CINCINNATI (AP) -- A former business partner has agreed to testify against an Ohio lawmaker who is accused of misleading investors about a company's financial status and using their money to help fund his political campaign.
John Fussner reached a plea agreement to testify against Republican state Rep. Pete Beck of Mason in southwestern Ohio, Daniel Kasaris, senior assistant attorney general, said during a Hamilton County court hearing Thursday in Cincinnati.
Fussner, 56, also of Mason, pleaded guilty at the hearing to the sale of an unregistered security and the sale of a security in an insolvent company. In exchange, prosecutors dropped six other charges.
Fussner's guilty pleas could carry between two and eight years in prison, but Kasaris said prosecutors will recommend probation as long as he testifies against Beck at the lawmaker's theft and fraud trial.
Beck, who was in the same courtroom during Fussner's hearing, has denied the allegations and brushed away calls that he resign. Beck did give up a chairmanship of the powerful House Ways and Means Committee.
At Beck's hearing Thursday, Judge Andrew West set the lawmaker's trial for Nov. 17 and indicated it could last a month.
Beck's attorney Ralph Kohnen told West that he expects to waive Beck's right to a jury trial and request a bench trial, but that move will come later.
He told The Associated Press after the hearing that Fussner's planned testimony did not affect the lawmaker's decision to go to trial.

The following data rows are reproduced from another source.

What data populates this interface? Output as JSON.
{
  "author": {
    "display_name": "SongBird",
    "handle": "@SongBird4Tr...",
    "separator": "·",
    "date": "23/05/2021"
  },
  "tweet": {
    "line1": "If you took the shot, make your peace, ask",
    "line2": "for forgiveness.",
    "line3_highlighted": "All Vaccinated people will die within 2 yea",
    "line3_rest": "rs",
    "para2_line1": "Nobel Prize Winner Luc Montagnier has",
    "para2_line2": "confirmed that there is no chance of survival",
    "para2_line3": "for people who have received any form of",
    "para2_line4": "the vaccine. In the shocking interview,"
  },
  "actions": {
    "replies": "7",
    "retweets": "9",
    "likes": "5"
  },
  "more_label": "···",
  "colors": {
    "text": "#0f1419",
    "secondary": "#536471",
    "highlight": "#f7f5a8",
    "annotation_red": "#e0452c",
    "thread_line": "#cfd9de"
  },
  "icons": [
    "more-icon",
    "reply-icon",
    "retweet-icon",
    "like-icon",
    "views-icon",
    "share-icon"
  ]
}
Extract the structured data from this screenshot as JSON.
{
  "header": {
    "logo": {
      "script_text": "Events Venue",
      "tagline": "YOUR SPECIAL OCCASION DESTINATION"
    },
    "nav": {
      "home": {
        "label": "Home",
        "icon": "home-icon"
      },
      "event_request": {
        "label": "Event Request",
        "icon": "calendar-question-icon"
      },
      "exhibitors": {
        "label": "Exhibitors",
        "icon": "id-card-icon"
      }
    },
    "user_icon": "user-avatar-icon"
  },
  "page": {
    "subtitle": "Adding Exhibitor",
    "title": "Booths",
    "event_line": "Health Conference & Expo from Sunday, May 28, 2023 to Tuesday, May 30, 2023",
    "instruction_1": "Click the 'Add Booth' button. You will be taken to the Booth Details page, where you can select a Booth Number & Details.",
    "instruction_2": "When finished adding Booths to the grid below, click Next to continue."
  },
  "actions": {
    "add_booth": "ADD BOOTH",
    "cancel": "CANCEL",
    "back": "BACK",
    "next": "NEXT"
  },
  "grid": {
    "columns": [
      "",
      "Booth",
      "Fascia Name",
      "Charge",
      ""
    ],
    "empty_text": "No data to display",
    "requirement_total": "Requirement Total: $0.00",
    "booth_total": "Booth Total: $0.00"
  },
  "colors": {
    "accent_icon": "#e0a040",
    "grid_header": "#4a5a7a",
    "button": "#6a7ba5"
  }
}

"We expected it," he said, declining to comment further.
Kohnen urged West to set a deadline to cut off the government from adding to the already voluminous evidence in the case so that he can focus on preparing for trial.
"We don't want anything sprung on us at the last minute," Kohnen said. "The state has been investigating this case for quite some time. They've used all their exotic investigative tools to gather evidence."
West scheduled a May 29 hearing to set such a deadline.
Beck, who was indicted in July, is accused of being part of an enterprise that misled investors, laundered money and improperly diverted investors' money.
He is accused of soliciting and persuading investors to put thousands of dollars into an insolvent software company, misrepresenting pending business deals such as one supposedly involving a major cruise line, stealing money from his accounting firm, and putting investors' money into his political campaign fund.
Beck is seeking re-election and has Republican opposition in the May 6 primary.